■ DATA SECTION:
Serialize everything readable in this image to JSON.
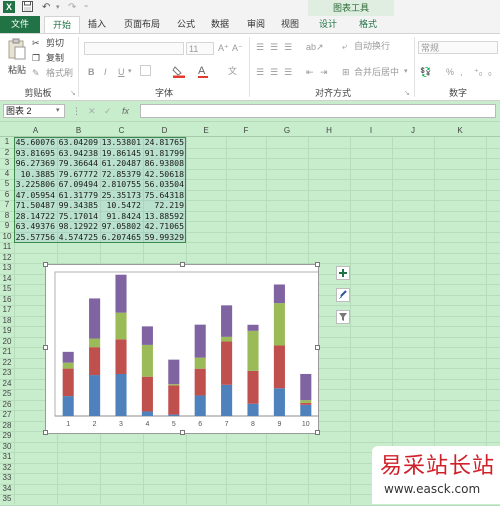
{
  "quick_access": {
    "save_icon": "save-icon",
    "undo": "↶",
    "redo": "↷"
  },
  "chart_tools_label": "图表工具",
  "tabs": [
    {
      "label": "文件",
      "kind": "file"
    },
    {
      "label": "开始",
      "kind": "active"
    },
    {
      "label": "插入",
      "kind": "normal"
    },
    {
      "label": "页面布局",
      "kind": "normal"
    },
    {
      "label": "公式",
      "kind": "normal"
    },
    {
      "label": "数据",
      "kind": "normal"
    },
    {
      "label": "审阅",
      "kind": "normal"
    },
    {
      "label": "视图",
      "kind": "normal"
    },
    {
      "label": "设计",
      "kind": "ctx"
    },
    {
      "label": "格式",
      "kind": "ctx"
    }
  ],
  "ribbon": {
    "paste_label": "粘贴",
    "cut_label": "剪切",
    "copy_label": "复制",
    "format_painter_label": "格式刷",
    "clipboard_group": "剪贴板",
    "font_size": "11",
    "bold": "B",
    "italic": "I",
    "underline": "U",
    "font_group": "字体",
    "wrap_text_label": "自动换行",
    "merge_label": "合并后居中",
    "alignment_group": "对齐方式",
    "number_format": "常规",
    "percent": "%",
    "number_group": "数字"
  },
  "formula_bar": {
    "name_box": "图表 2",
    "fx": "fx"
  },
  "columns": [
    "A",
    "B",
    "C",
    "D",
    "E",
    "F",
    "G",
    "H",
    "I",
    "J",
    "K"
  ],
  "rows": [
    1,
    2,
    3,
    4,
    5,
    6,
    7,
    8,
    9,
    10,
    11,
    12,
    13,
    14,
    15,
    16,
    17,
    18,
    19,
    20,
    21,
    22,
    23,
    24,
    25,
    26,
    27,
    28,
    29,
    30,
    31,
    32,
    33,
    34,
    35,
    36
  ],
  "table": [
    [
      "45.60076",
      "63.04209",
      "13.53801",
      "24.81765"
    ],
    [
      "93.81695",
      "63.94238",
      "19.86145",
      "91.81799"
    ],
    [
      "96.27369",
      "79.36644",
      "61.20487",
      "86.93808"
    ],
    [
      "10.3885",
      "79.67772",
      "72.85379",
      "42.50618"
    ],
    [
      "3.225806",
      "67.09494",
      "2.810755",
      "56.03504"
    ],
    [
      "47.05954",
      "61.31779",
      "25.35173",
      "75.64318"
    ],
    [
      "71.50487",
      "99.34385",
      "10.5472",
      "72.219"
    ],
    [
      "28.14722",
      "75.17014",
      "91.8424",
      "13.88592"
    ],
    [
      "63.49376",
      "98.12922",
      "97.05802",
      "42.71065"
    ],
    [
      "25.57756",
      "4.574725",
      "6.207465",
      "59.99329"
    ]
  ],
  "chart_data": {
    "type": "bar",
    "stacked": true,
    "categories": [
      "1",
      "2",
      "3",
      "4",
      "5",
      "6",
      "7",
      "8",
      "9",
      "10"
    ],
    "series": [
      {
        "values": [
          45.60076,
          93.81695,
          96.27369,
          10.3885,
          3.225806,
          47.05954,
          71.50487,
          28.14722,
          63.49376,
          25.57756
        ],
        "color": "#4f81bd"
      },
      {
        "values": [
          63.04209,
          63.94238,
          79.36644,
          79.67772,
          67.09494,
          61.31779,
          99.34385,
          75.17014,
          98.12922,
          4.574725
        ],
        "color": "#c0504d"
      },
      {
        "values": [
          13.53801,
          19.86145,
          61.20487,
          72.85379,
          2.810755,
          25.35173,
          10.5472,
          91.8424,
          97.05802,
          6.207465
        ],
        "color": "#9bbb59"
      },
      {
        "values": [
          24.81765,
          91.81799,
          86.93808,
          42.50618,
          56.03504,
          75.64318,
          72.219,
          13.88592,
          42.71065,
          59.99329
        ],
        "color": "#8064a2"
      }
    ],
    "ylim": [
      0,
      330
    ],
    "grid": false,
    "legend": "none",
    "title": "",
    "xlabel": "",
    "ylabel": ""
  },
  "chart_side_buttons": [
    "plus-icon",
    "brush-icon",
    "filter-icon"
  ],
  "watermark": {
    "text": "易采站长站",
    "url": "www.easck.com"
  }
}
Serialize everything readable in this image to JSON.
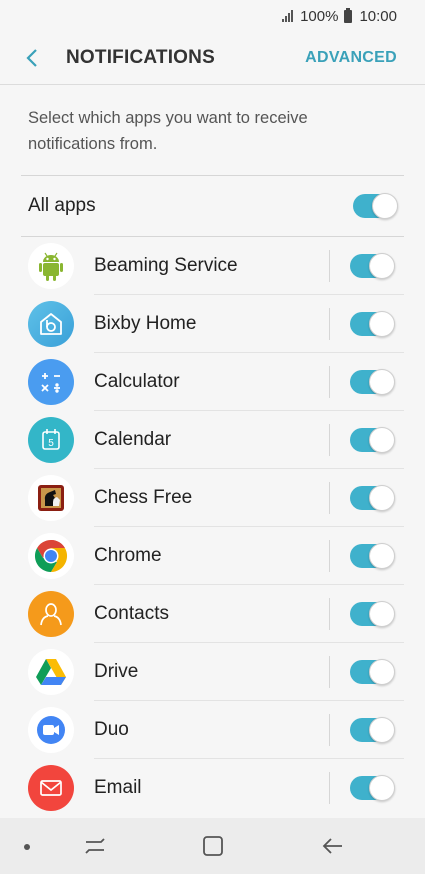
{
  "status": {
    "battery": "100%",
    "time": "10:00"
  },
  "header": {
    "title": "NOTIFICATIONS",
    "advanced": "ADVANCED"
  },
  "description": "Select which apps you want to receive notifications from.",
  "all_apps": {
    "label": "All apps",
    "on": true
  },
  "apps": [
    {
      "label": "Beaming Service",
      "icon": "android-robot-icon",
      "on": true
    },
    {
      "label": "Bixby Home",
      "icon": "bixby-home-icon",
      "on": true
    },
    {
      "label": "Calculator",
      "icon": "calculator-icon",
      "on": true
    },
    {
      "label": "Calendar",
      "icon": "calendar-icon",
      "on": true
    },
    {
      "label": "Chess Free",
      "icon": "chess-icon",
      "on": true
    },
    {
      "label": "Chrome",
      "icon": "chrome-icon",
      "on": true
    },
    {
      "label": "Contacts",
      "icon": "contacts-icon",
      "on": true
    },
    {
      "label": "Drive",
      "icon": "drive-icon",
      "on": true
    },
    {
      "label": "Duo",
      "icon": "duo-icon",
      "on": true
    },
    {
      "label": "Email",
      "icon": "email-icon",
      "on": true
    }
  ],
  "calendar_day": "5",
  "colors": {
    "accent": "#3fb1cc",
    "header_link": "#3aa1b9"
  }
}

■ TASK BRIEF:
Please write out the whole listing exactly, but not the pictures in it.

■ REPLY TO THE EXERCISE:
Serialize everything readable in this image to JSON.
{
  "quick_access": {
    "save_icon": "save-icon",
    "undo": "↶",
    "redo": "↷"
  },
  "chart_tools_label": "图表工具",
  "tabs": [
    {
      "label": "文件",
      "kind": "file"
    },
    {
      "label": "开始",
      "kind": "active"
    },
    {
      "label": "插入",
      "kind": "normal"
    },
    {
      "label": "页面布局",
      "kind": "normal"
    },
    {
      "label": "公式",
      "kind": "normal"
    },
    {
      "label": "数据",
      "kind": "normal"
    },
    {
      "label": "审阅",
      "kind": "normal"
    },
    {
      "label": "视图",
      "kind": "normal"
    },
    {
      "label": "设计",
      "kind": "ctx"
    },
    {
      "label": "格式",
      "kind": "ctx"
    }
  ],
  "ribbon": {
    "paste_label": "粘贴",
    "cut_label": "剪切",
    "copy_label": "复制",
    "format_painter_label": "格式刷",
    "clipboard_group": "剪贴板",
    "font_size": "11",
    "bold": "B",
    "italic": "I",
    "underline": "U",
    "font_group": "字体",
    "wrap_text_label": "自动换行",
    "merge_label": "合并后居中",
    "alignment_group": "对齐方式",
    "number_format": "常规",
    "percent": "%",
    "number_group": "数字"
  },
  "formula_bar": {
    "name_box": "图表 2",
    "fx": "fx"
  },
  "columns": [
    "A",
    "B",
    "C",
    "D",
    "E",
    "F",
    "G",
    "H",
    "I",
    "J",
    "K"
  ],
  "rows": [
    1,
    2,
    3,
    4,
    5,
    6,
    7,
    8,
    9,
    10,
    11,
    12,
    13,
    14,
    15,
    16,
    17,
    18,
    19,
    20,
    21,
    22,
    23,
    24,
    25,
    26,
    27,
    28,
    29,
    30,
    31,
    32,
    33,
    34,
    35,
    36
  ],
  "table": [
    [
      "45.60076",
      "63.04209",
      "13.53801",
      "24.81765"
    ],
    [
      "93.81695",
      "63.94238",
      "19.86145",
      "91.81799"
    ],
    [
      "96.27369",
      "79.36644",
      "61.20487",
      "86.93808"
    ],
    [
      "10.3885",
      "79.67772",
      "72.85379",
      "42.50618"
    ],
    [
      "3.225806",
      "67.09494",
      "2.810755",
      "56.03504"
    ],
    [
      "47.05954",
      "61.31779",
      "25.35173",
      "75.64318"
    ],
    [
      "71.50487",
      "99.34385",
      "10.5472",
      "72.219"
    ],
    [
      "28.14722",
      "75.17014",
      "91.8424",
      "13.88592"
    ],
    [
      "63.49376",
      "98.12922",
      "97.05802",
      "42.71065"
    ],
    [
      "25.57756",
      "4.574725",
      "6.207465",
      "59.99329"
    ]
  ],
  "chart_data": {
    "type": "bar",
    "stacked": true,
    "categories": [
      "1",
      "2",
      "3",
      "4",
      "5",
      "6",
      "7",
      "8",
      "9",
      "10"
    ],
    "series": [
      {
        "values": [
          45.60076,
          93.81695,
          96.27369,
          10.3885,
          3.225806,
          47.05954,
          71.50487,
          28.14722,
          63.49376,
          25.57756
        ],
        "color": "#4f81bd"
      },
      {
        "values": [
          63.04209,
          63.94238,
          79.36644,
          79.67772,
          67.09494,
          61.31779,
          99.34385,
          75.17014,
          98.12922,
          4.574725
        ],
        "color": "#c0504d"
      },
      {
        "values": [
          13.53801,
          19.86145,
          61.20487,
          72.85379,
          2.810755,
          25.35173,
          10.5472,
          91.8424,
          97.05802,
          6.207465
        ],
        "color": "#9bbb59"
      },
      {
        "values": [
          24.81765,
          91.81799,
          86.93808,
          42.50618,
          56.03504,
          75.64318,
          72.219,
          13.88592,
          42.71065,
          59.99329
        ],
        "color": "#8064a2"
      }
    ],
    "ylim": [
      0,
      330
    ],
    "grid": false,
    "legend": "none",
    "title": "",
    "xlabel": "",
    "ylabel": ""
  },
  "chart_side_buttons": [
    "plus-icon",
    "brush-icon",
    "filter-icon"
  ],
  "watermark": {
    "text": "易采站长站",
    "url": "www.easck.com"
  }
}
Serialize everything readable in this image to JSON.
{
  "status": {
    "battery": "100%",
    "time": "10:00"
  },
  "header": {
    "title": "NOTIFICATIONS",
    "advanced": "ADVANCED"
  },
  "description": "Select which apps you want to receive notifications from.",
  "all_apps": {
    "label": "All apps",
    "on": true
  },
  "apps": [
    {
      "label": "Beaming Service",
      "icon": "android-robot-icon",
      "on": true
    },
    {
      "label": "Bixby Home",
      "icon": "bixby-home-icon",
      "on": true
    },
    {
      "label": "Calculator",
      "icon": "calculator-icon",
      "on": true
    },
    {
      "label": "Calendar",
      "icon": "calendar-icon",
      "on": true
    },
    {
      "label": "Chess Free",
      "icon": "chess-icon",
      "on": true
    },
    {
      "label": "Chrome",
      "icon": "chrome-icon",
      "on": true
    },
    {
      "label": "Contacts",
      "icon": "contacts-icon",
      "on": true
    },
    {
      "label": "Drive",
      "icon": "drive-icon",
      "on": true
    },
    {
      "label": "Duo",
      "icon": "duo-icon",
      "on": true
    },
    {
      "label": "Email",
      "icon": "email-icon",
      "on": true
    }
  ],
  "calendar_day": "5",
  "colors": {
    "accent": "#3fb1cc",
    "header_link": "#3aa1b9"
  }
}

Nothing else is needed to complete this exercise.